2016 Revision of Beginning Bridge Book 1
In order to start a, perhaps lively, discussion, here is the text of a letter that I recently sent to EBED.
This past year we, at Beckenham Bridge Club, have been running a beginners course using the revised EBED Beginning Bridge Book 1. Two years ago, we ran a similar course using the previous version of the book. We found the older version an excellent basis for our course but, I am sorry to say, I am very disappointed with the new edition and find that nearly all the changes have made the book poorer.
Above all else, beginners to bridge need clarity and consistency. Furthermore, they need a body of examples that conform accurately to the system they are learning. Unfortunately, the changes have spoiled the book in these respects.
Opening 1NT with a 5 card major. The new version instructs opening 1NT with ALL balanced hands, including those with a 5 card major (p.26). Yet the examples contradict this (see p.45, Hand 1; p. 51, Hand 1; p. 52 Hand 7 – in this last the contradiction is explicit). It is also explicitly contradicted by the advice on p. 116 and the reference to 5 card minors on p.153 is wrong. A similar problem arises with changing the requirement for a 1NT overcall to 15-17 from 16-18. Now East’s hand in Example 4 on p. 110 is no longer a “minimum” 1NT overcall. I am not just complaining about the lack of revision of some of the examples. There is a vast store of hands and articles (including Sally Brock’s), on the EBED site and elsewhere and also the excellent No Fear Bridge, all using the previous scheme. Even if this small tinkering with the system had some advantages (though on the whole we think the opposite) it cannot be worth the disadvantage of sowing doubt and uncertainty when learners access the available body of examples.
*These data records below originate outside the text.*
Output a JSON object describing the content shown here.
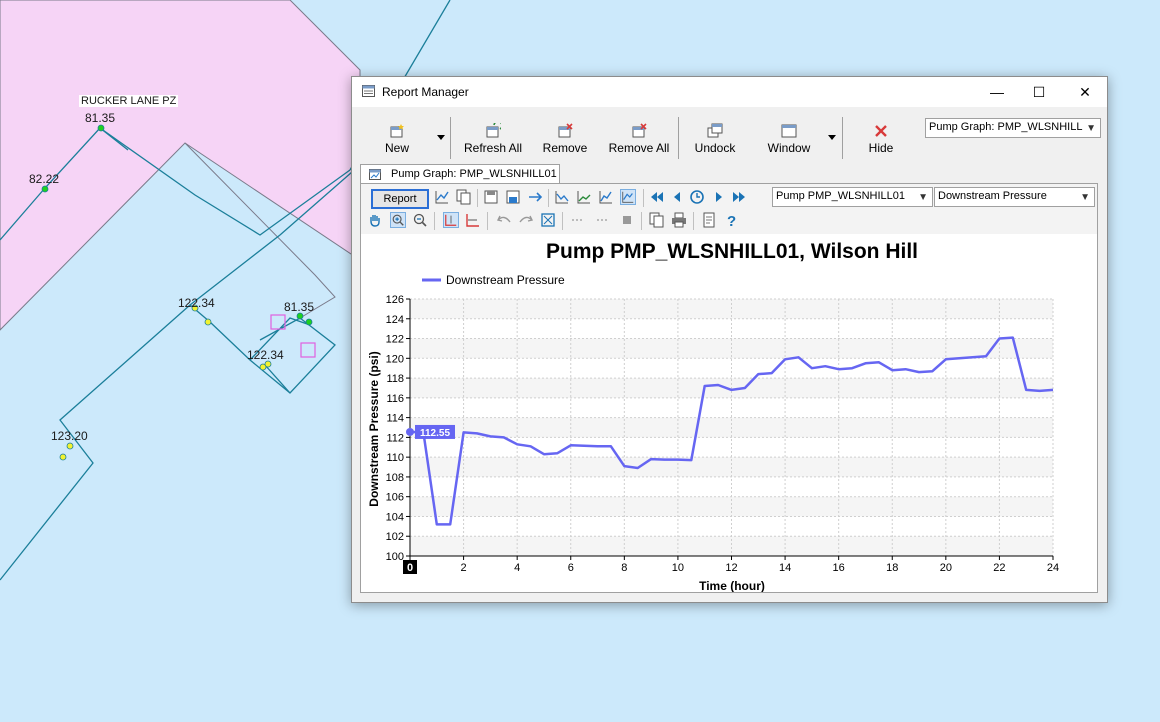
{
  "map": {
    "zone_label": "RUCKER LANE PZ",
    "node_labels": [
      "81.35",
      "82.22",
      "122.34",
      "81.35",
      "122.34",
      "123.20"
    ]
  },
  "window": {
    "title": "Report Manager",
    "controls": {
      "minimize": "—",
      "maximize": "☐",
      "close": "✕"
    }
  },
  "toolbar": {
    "new_label": "New",
    "refresh_all_label": "Refresh All",
    "remove_label": "Remove",
    "remove_all_label": "Remove All",
    "undock_label": "Undock",
    "window_label": "Window",
    "hide_label": "Hide",
    "report_select": "Pump Graph: PMP_WLSNHILL"
  },
  "tab": {
    "label": "Pump Graph: PMP_WLSNHILL01"
  },
  "report_toolbar": {
    "report_button": "Report",
    "element_select": "Pump PMP_WLSNHILL01",
    "attribute_select": "Downstream Pressure"
  },
  "colors": {
    "series": "#6666f2",
    "accent": "#2b6fd6",
    "hide_x": "#d83a3a"
  },
  "chart_data": {
    "type": "line",
    "title": "Pump PMP_WLSNHILL01, Wilson Hill",
    "xlabel": "Time (hour)",
    "ylabel": "Downstream Pressure (psi)",
    "xlim": [
      0,
      24
    ],
    "ylim": [
      100,
      126
    ],
    "x_ticks": [
      0,
      2,
      4,
      6,
      8,
      10,
      12,
      14,
      16,
      18,
      20,
      22,
      24
    ],
    "y_ticks": [
      100,
      102,
      104,
      106,
      108,
      110,
      112,
      114,
      116,
      118,
      120,
      122,
      124,
      126
    ],
    "grid": true,
    "legend": "top-left",
    "cursor": {
      "x": 0,
      "value_label": "112.55"
    },
    "current_time_label": "0",
    "series": [
      {
        "name": "Downstream Pressure",
        "x": [
          0,
          0.5,
          1,
          1.5,
          2,
          2.5,
          3,
          3.5,
          4,
          4.5,
          5,
          5.5,
          6,
          6.5,
          7,
          7.5,
          8,
          8.5,
          9,
          9.5,
          10,
          10.5,
          11,
          11.5,
          12,
          12.5,
          13,
          13.5,
          14,
          14.5,
          15,
          15.5,
          16,
          16.5,
          17,
          17.5,
          18,
          18.5,
          19,
          19.5,
          20,
          20.5,
          21,
          21.5,
          22,
          22.5,
          23,
          23.5,
          24
        ],
        "values": [
          112.55,
          112.5,
          103.2,
          103.2,
          112.5,
          112.4,
          112.1,
          112.0,
          111.3,
          111.1,
          110.3,
          110.4,
          111.2,
          111.15,
          111.1,
          111.1,
          109.1,
          108.9,
          109.8,
          109.75,
          109.75,
          109.7,
          117.2,
          117.3,
          116.8,
          117.0,
          118.4,
          118.5,
          119.9,
          120.1,
          119.0,
          119.2,
          118.9,
          119.0,
          119.5,
          119.6,
          118.8,
          118.9,
          118.6,
          118.7,
          119.9,
          120.0,
          120.1,
          120.2,
          122.0,
          122.1,
          116.8,
          116.7,
          116.8
        ]
      }
    ]
  }
}
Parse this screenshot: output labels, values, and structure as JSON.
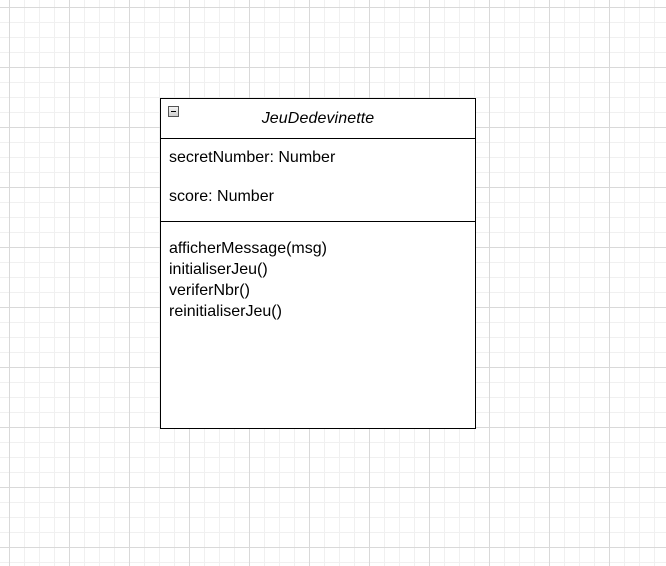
{
  "diagram": {
    "class": {
      "name": "JeuDedevinette",
      "collapse_icon": "collapse-minus-icon",
      "attributes": [
        {
          "text": "secretNumber: Number"
        },
        {
          "text": "score: Number"
        }
      ],
      "methods": [
        {
          "text": "afficherMessage(msg)"
        },
        {
          "text": "initialiserJeu()"
        },
        {
          "text": "veriferNbr()"
        },
        {
          "text": "reinitialiserJeu()"
        }
      ]
    },
    "colors": {
      "grid_major": "#d9d9d9",
      "grid_minor": "#f0f0f0",
      "border": "#000000",
      "background": "#ffffff"
    }
  }
}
The new Chapter 7 is now very confusing for learners. To try to teach both strong and weak 2 bids to beginners is a total fiasco. The book has to get off the fence and teach one or the other. If there is a demand for both to be included, they should be in quite separate independent alternative sections. To tell beginners learning weak 2’s to use strong 2’s in fourth position is a disaster.
The altering of the order of topics without making appropriate changes in the text is unfortunate. This is mainly the case with Stayman. Telling learners to use Stayman over an opening 2NT and even including examples (pp.115, 122 and 125) cannot come before the chapter on Stayman. Also, logically, pre-emptive bidding should come just after competitive bidding when the learners can see how effective it can be in hands where otherwise good contracts are easily reached. Certainly, if the weak 2 option is taught, it does not help to be told that a weak 2 is a ”mini pre-empt” (p. 120) if this comes before the chapter on pre-empts.
I feel that the revision has not been properly thought out and certainly the changes have not been followed through. Tarting it up with graphics of post-it notes does not compensate.